• Task description:
Exactly as written, print every line of the listing below and omit its pictures.

• Records to use:

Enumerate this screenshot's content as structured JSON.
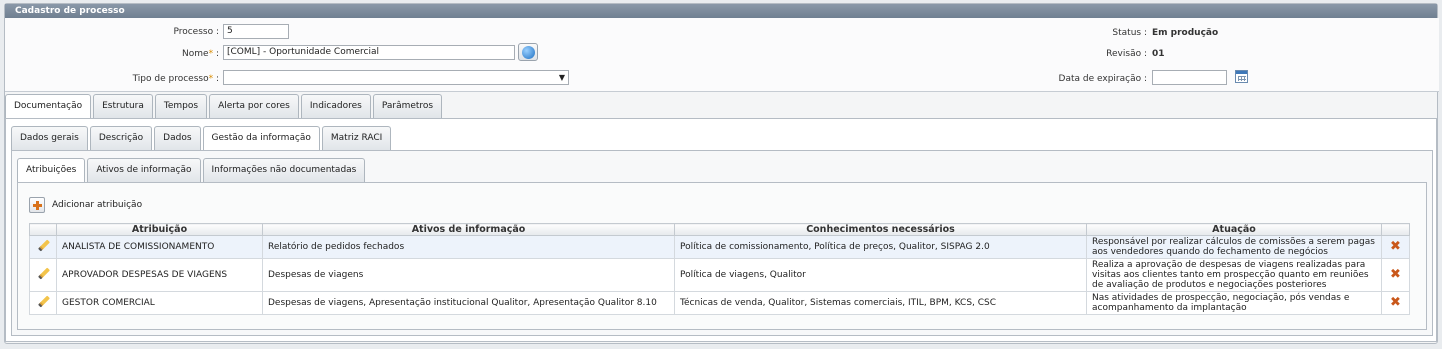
{
  "panel": {
    "title": "Cadastro de processo"
  },
  "form": {
    "processo_label": "Processo :",
    "processo_value": "5",
    "nome_label": "Nome",
    "nome_required": "*",
    "nome_colon": " :",
    "nome_value": "[COML] - Oportunidade Comercial",
    "tipo_label": "Tipo de processo",
    "tipo_required": "*",
    "tipo_colon": " :",
    "tipo_value": "",
    "status_label": "Status :",
    "status_value": "Em produção",
    "revisao_label": "Revisão :",
    "revisao_value": "01",
    "expiracao_label": "Data de expiração :",
    "expiracao_value": ""
  },
  "tabs_main": [
    "Documentação",
    "Estrutura",
    "Tempos",
    "Alerta por cores",
    "Indicadores",
    "Parâmetros"
  ],
  "tabs_doc": [
    "Dados gerais",
    "Descrição",
    "Dados",
    "Gestão da informação",
    "Matriz RACI"
  ],
  "tabs_info": [
    "Atribuições",
    "Ativos de informação",
    "Informações não documentadas"
  ],
  "toolbar": {
    "add_label": "Adicionar atribuição"
  },
  "table": {
    "headers": [
      "Atribuição",
      "Ativos de informação",
      "Conhecimentos necessários",
      "Atuação"
    ],
    "rows": [
      {
        "atribuicao": "ANALISTA DE COMISSIONAMENTO",
        "ativos": "Relatório de pedidos fechados",
        "conhecimentos": "Política de comissionamento, Política de preços, Qualitor, SISPAG 2.0",
        "atuacao": "Responsável por realizar cálculos de comissões a serem pagas aos vendedores quando do fechamento de negócios"
      },
      {
        "atribuicao": "APROVADOR DESPESAS DE VIAGENS",
        "ativos": "Despesas de viagens",
        "conhecimentos": "Política de viagens, Qualitor",
        "atuacao": "Realiza a aprovação de despesas de viagens realizadas para visitas aos clientes tanto em prospecção quanto em reuniões de avaliação de produtos e negociações posteriores"
      },
      {
        "atribuicao": "GESTOR COMERCIAL",
        "ativos": "Despesas de viagens, Apresentação institucional Qualitor, Apresentação Qualitor 8.10",
        "conhecimentos": "Técnicas de venda, Qualitor, Sistemas comerciais, ITIL, BPM, KCS, CSC",
        "atuacao": "Nas atividades de prospecção, negociação, pós vendas e acompanhamento da implantação"
      }
    ]
  },
  "icons": {
    "edit": "pencil-icon",
    "delete": "delete-x-icon",
    "add": "add-plus-icon",
    "globe": "globe-icon",
    "calendar": "calendar-icon"
  }
}
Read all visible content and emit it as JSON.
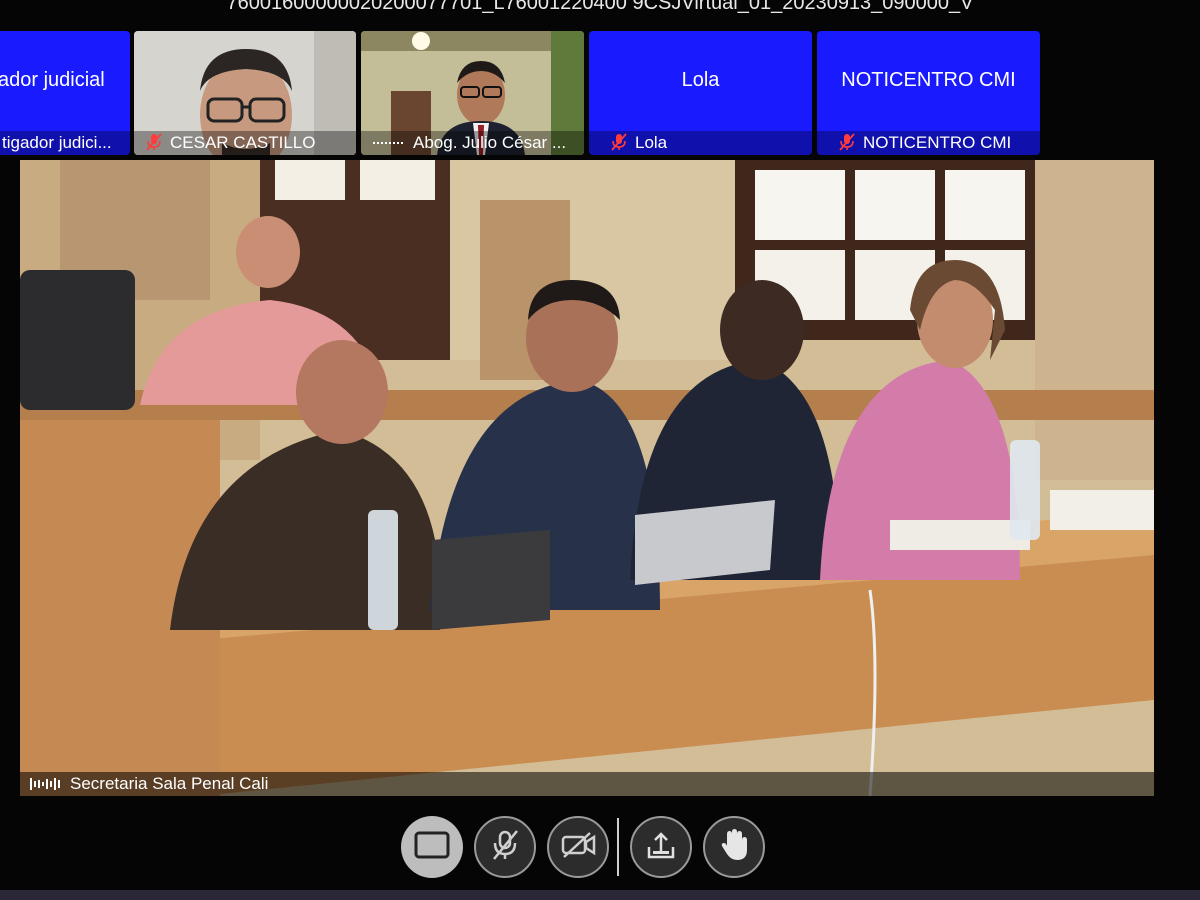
{
  "meeting": {
    "title": "76001600000020200077701_L76001220400 9CSJVirtual_01_20230913_090000_V"
  },
  "participants": [
    {
      "id": "p1",
      "tile_text": "ador judicial",
      "caption": "tigador judici...",
      "type": "avatar",
      "muted": false
    },
    {
      "id": "p2",
      "tile_text": "",
      "caption": "CESAR CASTILLO",
      "type": "camera",
      "muted": true
    },
    {
      "id": "p3",
      "tile_text": "",
      "caption": "Abog. Julio César ...",
      "type": "camera",
      "muted": false
    },
    {
      "id": "p4",
      "tile_text": "Lola",
      "caption": "Lola",
      "type": "avatar",
      "muted": true
    },
    {
      "id": "p5",
      "tile_text": "NOTICENTRO CMI",
      "caption": "NOTICENTRO CMI",
      "type": "avatar",
      "muted": true
    }
  ],
  "main_speaker": {
    "caption": "Secretaria Sala Penal Cali"
  },
  "toolbar": {
    "buttons": [
      {
        "name": "share-screen-button",
        "icon": "screen-icon"
      },
      {
        "name": "mute-mic-button",
        "icon": "mic-off-icon"
      },
      {
        "name": "camera-off-button",
        "icon": "video-off-icon"
      },
      {
        "name": "share-content-button",
        "icon": "upload-icon"
      },
      {
        "name": "raise-hand-button",
        "icon": "hand-icon"
      }
    ]
  },
  "colors": {
    "tile_blue": "#1a1aff",
    "background": "#050505",
    "mic_muted": "#ff3b3b"
  }
}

• Answer below:
Enumerate this screenshot's content as structured JSON.
{
  "panel": {
    "title": "Cadastro de processo"
  },
  "form": {
    "processo_label": "Processo :",
    "processo_value": "5",
    "nome_label": "Nome",
    "nome_required": "*",
    "nome_colon": " :",
    "nome_value": "[COML] - Oportunidade Comercial",
    "tipo_label": "Tipo de processo",
    "tipo_required": "*",
    "tipo_colon": " :",
    "tipo_value": "",
    "status_label": "Status :",
    "status_value": "Em produção",
    "revisao_label": "Revisão :",
    "revisao_value": "01",
    "expiracao_label": "Data de expiração :",
    "expiracao_value": ""
  },
  "tabs_main": [
    "Documentação",
    "Estrutura",
    "Tempos",
    "Alerta por cores",
    "Indicadores",
    "Parâmetros"
  ],
  "tabs_doc": [
    "Dados gerais",
    "Descrição",
    "Dados",
    "Gestão da informação",
    "Matriz RACI"
  ],
  "tabs_info": [
    "Atribuições",
    "Ativos de informação",
    "Informações não documentadas"
  ],
  "toolbar": {
    "add_label": "Adicionar atribuição"
  },
  "table": {
    "headers": [
      "Atribuição",
      "Ativos de informação",
      "Conhecimentos necessários",
      "Atuação"
    ],
    "rows": [
      {
        "atribuicao": "ANALISTA DE COMISSIONAMENTO",
        "ativos": "Relatório de pedidos fechados",
        "conhecimentos": "Política de comissionamento, Política de preços, Qualitor, SISPAG 2.0",
        "atuacao": "Responsável por realizar cálculos de comissões a serem pagas aos vendedores quando do fechamento de negócios"
      },
      {
        "atribuicao": "APROVADOR DESPESAS DE VIAGENS",
        "ativos": "Despesas de viagens",
        "conhecimentos": "Política de viagens, Qualitor",
        "atuacao": "Realiza a aprovação de despesas de viagens realizadas para visitas aos clientes tanto em prospecção quanto em reuniões de avaliação de produtos e negociações posteriores"
      },
      {
        "atribuicao": "GESTOR COMERCIAL",
        "ativos": "Despesas de viagens, Apresentação institucional Qualitor, Apresentação Qualitor 8.10",
        "conhecimentos": "Técnicas de venda, Qualitor, Sistemas comerciais, ITIL, BPM, KCS, CSC",
        "atuacao": "Nas atividades de prospecção, negociação, pós vendas e acompanhamento da implantação"
      }
    ]
  },
  "icons": {
    "edit": "pencil-icon",
    "delete": "delete-x-icon",
    "add": "add-plus-icon",
    "globe": "globe-icon",
    "calendar": "calendar-icon"
  }
}
Read all visible content and emit it as JSON.
{
  "meeting": {
    "title": "76001600000020200077701_L76001220400 9CSJVirtual_01_20230913_090000_V"
  },
  "participants": [
    {
      "id": "p1",
      "tile_text": "ador judicial",
      "caption": "tigador judici...",
      "type": "avatar",
      "muted": false
    },
    {
      "id": "p2",
      "tile_text": "",
      "caption": "CESAR CASTILLO",
      "type": "camera",
      "muted": true
    },
    {
      "id": "p3",
      "tile_text": "",
      "caption": "Abog. Julio César ...",
      "type": "camera",
      "muted": false
    },
    {
      "id": "p4",
      "tile_text": "Lola",
      "caption": "Lola",
      "type": "avatar",
      "muted": true
    },
    {
      "id": "p5",
      "tile_text": "NOTICENTRO CMI",
      "caption": "NOTICENTRO CMI",
      "type": "avatar",
      "muted": true
    }
  ],
  "main_speaker": {
    "caption": "Secretaria Sala Penal Cali"
  },
  "toolbar": {
    "buttons": [
      {
        "name": "share-screen-button",
        "icon": "screen-icon"
      },
      {
        "name": "mute-mic-button",
        "icon": "mic-off-icon"
      },
      {
        "name": "camera-off-button",
        "icon": "video-off-icon"
      },
      {
        "name": "share-content-button",
        "icon": "upload-icon"
      },
      {
        "name": "raise-hand-button",
        "icon": "hand-icon"
      }
    ]
  },
  "colors": {
    "tile_blue": "#1a1aff",
    "background": "#050505",
    "mic_muted": "#ff3b3b"
  }
}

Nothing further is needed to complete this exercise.